(ASSIGNED TASK):
Would you please retype the records that follow, word for word?

(Records from a data source):
'''
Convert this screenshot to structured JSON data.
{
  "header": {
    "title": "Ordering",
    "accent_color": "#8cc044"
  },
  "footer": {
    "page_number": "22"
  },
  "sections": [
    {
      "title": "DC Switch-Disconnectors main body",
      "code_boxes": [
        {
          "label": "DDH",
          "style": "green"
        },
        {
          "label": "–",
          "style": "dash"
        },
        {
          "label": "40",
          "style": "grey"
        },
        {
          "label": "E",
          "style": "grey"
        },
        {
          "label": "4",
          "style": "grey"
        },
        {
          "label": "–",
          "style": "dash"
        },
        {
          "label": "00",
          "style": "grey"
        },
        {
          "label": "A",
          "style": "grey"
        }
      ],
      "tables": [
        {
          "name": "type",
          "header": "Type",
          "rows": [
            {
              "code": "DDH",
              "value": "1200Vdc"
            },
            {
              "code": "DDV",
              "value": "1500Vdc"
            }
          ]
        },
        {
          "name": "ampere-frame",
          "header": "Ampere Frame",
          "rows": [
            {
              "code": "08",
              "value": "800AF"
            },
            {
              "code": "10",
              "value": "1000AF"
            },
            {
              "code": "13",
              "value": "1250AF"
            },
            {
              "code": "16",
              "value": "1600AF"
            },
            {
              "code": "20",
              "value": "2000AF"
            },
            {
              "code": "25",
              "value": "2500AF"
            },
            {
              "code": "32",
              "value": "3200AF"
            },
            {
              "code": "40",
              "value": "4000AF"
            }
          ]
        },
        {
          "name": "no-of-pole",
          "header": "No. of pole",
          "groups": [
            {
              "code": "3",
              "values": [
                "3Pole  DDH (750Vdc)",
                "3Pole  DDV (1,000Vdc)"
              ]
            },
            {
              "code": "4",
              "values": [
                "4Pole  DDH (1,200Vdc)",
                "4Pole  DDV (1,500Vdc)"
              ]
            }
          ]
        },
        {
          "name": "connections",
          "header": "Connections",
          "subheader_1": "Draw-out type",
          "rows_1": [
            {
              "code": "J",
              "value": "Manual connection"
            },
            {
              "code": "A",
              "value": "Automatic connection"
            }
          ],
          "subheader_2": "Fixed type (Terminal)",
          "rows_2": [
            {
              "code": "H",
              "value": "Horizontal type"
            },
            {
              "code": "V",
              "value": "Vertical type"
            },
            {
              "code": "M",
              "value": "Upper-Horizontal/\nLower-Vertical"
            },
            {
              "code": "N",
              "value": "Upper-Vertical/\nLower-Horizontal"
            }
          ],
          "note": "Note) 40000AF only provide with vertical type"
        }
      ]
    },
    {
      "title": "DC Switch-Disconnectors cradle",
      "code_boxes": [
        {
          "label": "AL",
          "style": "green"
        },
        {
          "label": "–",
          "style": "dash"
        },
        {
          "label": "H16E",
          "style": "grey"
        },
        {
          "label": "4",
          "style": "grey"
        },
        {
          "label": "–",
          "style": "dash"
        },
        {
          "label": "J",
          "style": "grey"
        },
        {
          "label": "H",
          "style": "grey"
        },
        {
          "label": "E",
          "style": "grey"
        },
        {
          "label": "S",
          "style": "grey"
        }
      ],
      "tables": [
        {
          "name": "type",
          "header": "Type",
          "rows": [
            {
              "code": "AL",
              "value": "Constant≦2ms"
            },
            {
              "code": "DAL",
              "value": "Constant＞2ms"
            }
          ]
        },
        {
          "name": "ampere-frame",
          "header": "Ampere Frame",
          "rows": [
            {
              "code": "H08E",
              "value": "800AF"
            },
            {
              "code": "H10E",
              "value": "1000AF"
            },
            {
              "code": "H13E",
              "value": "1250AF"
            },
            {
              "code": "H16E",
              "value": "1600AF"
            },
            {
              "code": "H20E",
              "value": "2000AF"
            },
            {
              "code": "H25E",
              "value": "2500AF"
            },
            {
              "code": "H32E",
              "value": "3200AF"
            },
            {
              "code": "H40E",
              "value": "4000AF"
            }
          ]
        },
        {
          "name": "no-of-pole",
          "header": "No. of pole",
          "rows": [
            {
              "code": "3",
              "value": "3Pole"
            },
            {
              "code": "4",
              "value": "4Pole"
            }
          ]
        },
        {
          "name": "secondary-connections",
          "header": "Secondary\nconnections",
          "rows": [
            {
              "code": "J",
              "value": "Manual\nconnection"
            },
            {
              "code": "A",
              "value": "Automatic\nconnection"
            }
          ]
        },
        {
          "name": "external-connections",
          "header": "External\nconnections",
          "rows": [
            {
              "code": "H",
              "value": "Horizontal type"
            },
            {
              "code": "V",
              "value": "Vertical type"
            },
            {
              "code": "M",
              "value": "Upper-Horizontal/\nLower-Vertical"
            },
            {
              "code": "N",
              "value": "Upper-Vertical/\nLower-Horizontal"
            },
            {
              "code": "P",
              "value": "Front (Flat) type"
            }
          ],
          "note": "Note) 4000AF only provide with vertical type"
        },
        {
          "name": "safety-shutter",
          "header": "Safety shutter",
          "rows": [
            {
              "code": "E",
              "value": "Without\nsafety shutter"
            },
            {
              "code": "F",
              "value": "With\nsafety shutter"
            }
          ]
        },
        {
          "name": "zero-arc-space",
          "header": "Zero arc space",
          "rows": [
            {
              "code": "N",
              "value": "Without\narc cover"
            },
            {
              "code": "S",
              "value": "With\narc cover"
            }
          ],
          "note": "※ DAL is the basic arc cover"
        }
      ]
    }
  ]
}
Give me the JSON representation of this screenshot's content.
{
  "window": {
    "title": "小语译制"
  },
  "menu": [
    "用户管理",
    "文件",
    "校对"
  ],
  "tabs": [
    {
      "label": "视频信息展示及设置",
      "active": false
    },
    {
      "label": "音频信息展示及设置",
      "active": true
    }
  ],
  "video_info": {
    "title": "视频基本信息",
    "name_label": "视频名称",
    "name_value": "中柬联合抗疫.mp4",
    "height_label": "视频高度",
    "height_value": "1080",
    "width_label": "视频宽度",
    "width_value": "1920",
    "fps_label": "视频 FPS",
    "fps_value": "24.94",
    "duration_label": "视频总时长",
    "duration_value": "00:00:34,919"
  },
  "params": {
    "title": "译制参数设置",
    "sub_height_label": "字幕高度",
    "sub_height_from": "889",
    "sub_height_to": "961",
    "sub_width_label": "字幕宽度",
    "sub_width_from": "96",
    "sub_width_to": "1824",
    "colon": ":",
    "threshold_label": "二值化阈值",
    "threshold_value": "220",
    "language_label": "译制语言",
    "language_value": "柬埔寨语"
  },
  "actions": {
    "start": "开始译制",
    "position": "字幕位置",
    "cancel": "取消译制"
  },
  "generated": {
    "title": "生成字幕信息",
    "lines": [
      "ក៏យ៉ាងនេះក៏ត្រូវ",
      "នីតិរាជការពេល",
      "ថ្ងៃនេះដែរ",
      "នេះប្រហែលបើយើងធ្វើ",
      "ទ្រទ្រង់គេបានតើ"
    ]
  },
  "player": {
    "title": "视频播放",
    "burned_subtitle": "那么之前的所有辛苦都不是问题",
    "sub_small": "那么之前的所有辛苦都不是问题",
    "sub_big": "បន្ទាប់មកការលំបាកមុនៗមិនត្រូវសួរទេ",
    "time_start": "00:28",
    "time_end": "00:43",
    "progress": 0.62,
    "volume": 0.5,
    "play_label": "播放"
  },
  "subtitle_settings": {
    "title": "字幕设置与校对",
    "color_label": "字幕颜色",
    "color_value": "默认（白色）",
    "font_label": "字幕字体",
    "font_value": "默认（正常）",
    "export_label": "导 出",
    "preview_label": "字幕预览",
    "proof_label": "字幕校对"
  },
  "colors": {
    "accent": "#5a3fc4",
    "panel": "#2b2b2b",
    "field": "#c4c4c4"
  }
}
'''
(ANSWER SPACE):
Convert this screenshot to structured JSON data.
{
  "header": {
    "title": "Ordering",
    "accent_color": "#8cc044"
  },
  "footer": {
    "page_number": "22"
  },
  "sections": [
    {
      "title": "DC Switch-Disconnectors main body",
      "code_boxes": [
        {
          "label": "DDH",
          "style": "green"
        },
        {
          "label": "–",
          "style": "dash"
        },
        {
          "label": "40",
          "style": "grey"
        },
        {
          "label": "E",
          "style": "grey"
        },
        {
          "label": "4",
          "style": "grey"
        },
        {
          "label": "–",
          "style": "dash"
        },
        {
          "label": "00",
          "style": "grey"
        },
        {
          "label": "A",
          "style": "grey"
        }
      ],
      "tables": [
        {
          "name": "type",
          "header": "Type",
          "rows": [
            {
              "code": "DDH",
              "value": "1200Vdc"
            },
            {
              "code": "DDV",
              "value": "1500Vdc"
            }
          ]
        },
        {
          "name": "ampere-frame",
          "header": "Ampere Frame",
          "rows": [
            {
              "code": "08",
              "value": "800AF"
            },
            {
              "code": "10",
              "value": "1000AF"
            },
            {
              "code": "13",
              "value": "1250AF"
            },
            {
              "code": "16",
              "value": "1600AF"
            },
            {
              "code": "20",
              "value": "2000AF"
            },
            {
              "code": "25",
              "value": "2500AF"
            },
            {
              "code": "32",
              "value": "3200AF"
            },
            {
              "code": "40",
              "value": "4000AF"
            }
          ]
        },
        {
          "name": "no-of-pole",
          "header": "No. of pole",
          "groups": [
            {
              "code": "3",
              "values": [
                "3Pole  DDH (750Vdc)",
                "3Pole  DDV (1,000Vdc)"
              ]
            },
            {
              "code": "4",
              "values": [
                "4Pole  DDH (1,200Vdc)",
                "4Pole  DDV (1,500Vdc)"
              ]
            }
          ]
        },
        {
          "name": "connections",
          "header": "Connections",
          "subheader_1": "Draw-out type",
          "rows_1": [
            {
              "code": "J",
              "value": "Manual connection"
            },
            {
              "code": "A",
              "value": "Automatic connection"
            }
          ],
          "subheader_2": "Fixed type (Terminal)",
          "rows_2": [
            {
              "code": "H",
              "value": "Horizontal type"
            },
            {
              "code": "V",
              "value": "Vertical type"
            },
            {
              "code": "M",
              "value": "Upper-Horizontal/\nLower-Vertical"
            },
            {
              "code": "N",
              "value": "Upper-Vertical/\nLower-Horizontal"
            }
          ],
          "note": "Note) 40000AF only provide with vertical type"
        }
      ]
    },
    {
      "title": "DC Switch-Disconnectors cradle",
      "code_boxes": [
        {
          "label": "AL",
          "style": "green"
        },
        {
          "label": "–",
          "style": "dash"
        },
        {
          "label": "H16E",
          "style": "grey"
        },
        {
          "label": "4",
          "style": "grey"
        },
        {
          "label": "–",
          "style": "dash"
        },
        {
          "label": "J",
          "style": "grey"
        },
        {
          "label": "H",
          "style": "grey"
        },
        {
          "label": "E",
          "style": "grey"
        },
        {
          "label": "S",
          "style": "grey"
        }
      ],
      "tables": [
        {
          "name": "type",
          "header": "Type",
          "rows": [
            {
              "code": "AL",
              "value": "Constant≦2ms"
            },
            {
              "code": "DAL",
              "value": "Constant＞2ms"
            }
          ]
        },
        {
          "name": "ampere-frame",
          "header": "Ampere Frame",
          "rows": [
            {
              "code": "H08E",
              "value": "800AF"
            },
            {
              "code": "H10E",
              "value": "1000AF"
            },
            {
              "code": "H13E",
              "value": "1250AF"
            },
            {
              "code": "H16E",
              "value": "1600AF"
            },
            {
              "code": "H20E",
              "value": "2000AF"
            },
            {
              "code": "H25E",
              "value": "2500AF"
            },
            {
              "code": "H32E",
              "value": "3200AF"
            },
            {
              "code": "H40E",
              "value": "4000AF"
            }
          ]
        },
        {
          "name": "no-of-pole",
          "header": "No. of pole",
          "rows": [
            {
              "code": "3",
              "value": "3Pole"
            },
            {
              "code": "4",
              "value": "4Pole"
            }
          ]
        },
        {
          "name": "secondary-connections",
          "header": "Secondary\nconnections",
          "rows": [
            {
              "code": "J",
              "value": "Manual\nconnection"
            },
            {
              "code": "A",
              "value": "Automatic\nconnection"
            }
          ]
        },
        {
          "name": "external-connections",
          "header": "External\nconnections",
          "rows": [
            {
              "code": "H",
              "value": "Horizontal type"
            },
            {
              "code": "V",
              "value": "Vertical type"
            },
            {
              "code": "M",
              "value": "Upper-Horizontal/\nLower-Vertical"
            },
            {
              "code": "N",
              "value": "Upper-Vertical/\nLower-Horizontal"
            },
            {
              "code": "P",
              "value": "Front (Flat) type"
            }
          ],
          "note": "Note) 4000AF only provide with vertical type"
        },
        {
          "name": "safety-shutter",
          "header": "Safety shutter",
          "rows": [
            {
              "code": "E",
              "value": "Without\nsafety shutter"
            },
            {
              "code": "F",
              "value": "With\nsafety shutter"
            }
          ]
        },
        {
          "name": "zero-arc-space",
          "header": "Zero arc space",
          "rows": [
            {
              "code": "N",
              "value": "Without\narc cover"
            },
            {
              "code": "S",
              "value": "With\narc cover"
            }
          ],
          "note": "※ DAL is the basic arc cover"
        }
      ]
    }
  ]
}
Give me the JSON representation of this screenshot's content.
{
  "window": {
    "title": "小语译制"
  },
  "menu": [
    "用户管理",
    "文件",
    "校对"
  ],
  "tabs": [
    {
      "label": "视频信息展示及设置",
      "active": false
    },
    {
      "label": "音频信息展示及设置",
      "active": true
    }
  ],
  "video_info": {
    "title": "视频基本信息",
    "name_label": "视频名称",
    "name_value": "中柬联合抗疫.mp4",
    "height_label": "视频高度",
    "height_value": "1080",
    "width_label": "视频宽度",
    "width_value": "1920",
    "fps_label": "视频 FPS",
    "fps_value": "24.94",
    "duration_label": "视频总时长",
    "duration_value": "00:00:34,919"
  },
  "params": {
    "title": "译制参数设置",
    "sub_height_label": "字幕高度",
    "sub_height_from": "889",
    "sub_height_to": "961",
    "sub_width_label": "字幕宽度",
    "sub_width_from": "96",
    "sub_width_to": "1824",
    "colon": ":",
    "threshold_label": "二值化阈值",
    "threshold_value": "220",
    "language_label": "译制语言",
    "language_value": "柬埔寨语"
  },
  "actions": {
    "start": "开始译制",
    "position": "字幕位置",
    "cancel": "取消译制"
  },
  "generated": {
    "title": "生成字幕信息",
    "lines": [
      "ក៏យ៉ាងនេះក៏ត្រូវ",
      "នីតិរាជការពេល",
      "ថ្ងៃនេះដែរ",
      "នេះប្រហែលបើយើងធ្វើ",
      "ទ្រទ្រង់គេបានតើ"
    ]
  },
  "player": {
    "title": "视频播放",
    "burned_subtitle": "那么之前的所有辛苦都不是问题",
    "sub_small": "那么之前的所有辛苦都不是问题",
    "sub_big": "បន្ទាប់មកការលំបាកមុនៗមិនត្រូវសួរទេ",
    "time_start": "00:28",
    "time_end": "00:43",
    "progress": 0.62,
    "volume": 0.5,
    "play_label": "播放"
  },
  "subtitle_settings": {
    "title": "字幕设置与校对",
    "color_label": "字幕颜色",
    "color_value": "默认（白色）",
    "font_label": "字幕字体",
    "font_value": "默认（正常）",
    "export_label": "导 出",
    "preview_label": "字幕预览",
    "proof_label": "字幕校对"
  },
  "colors": {
    "accent": "#5a3fc4",
    "panel": "#2b2b2b",
    "field": "#c4c4c4"
  }
}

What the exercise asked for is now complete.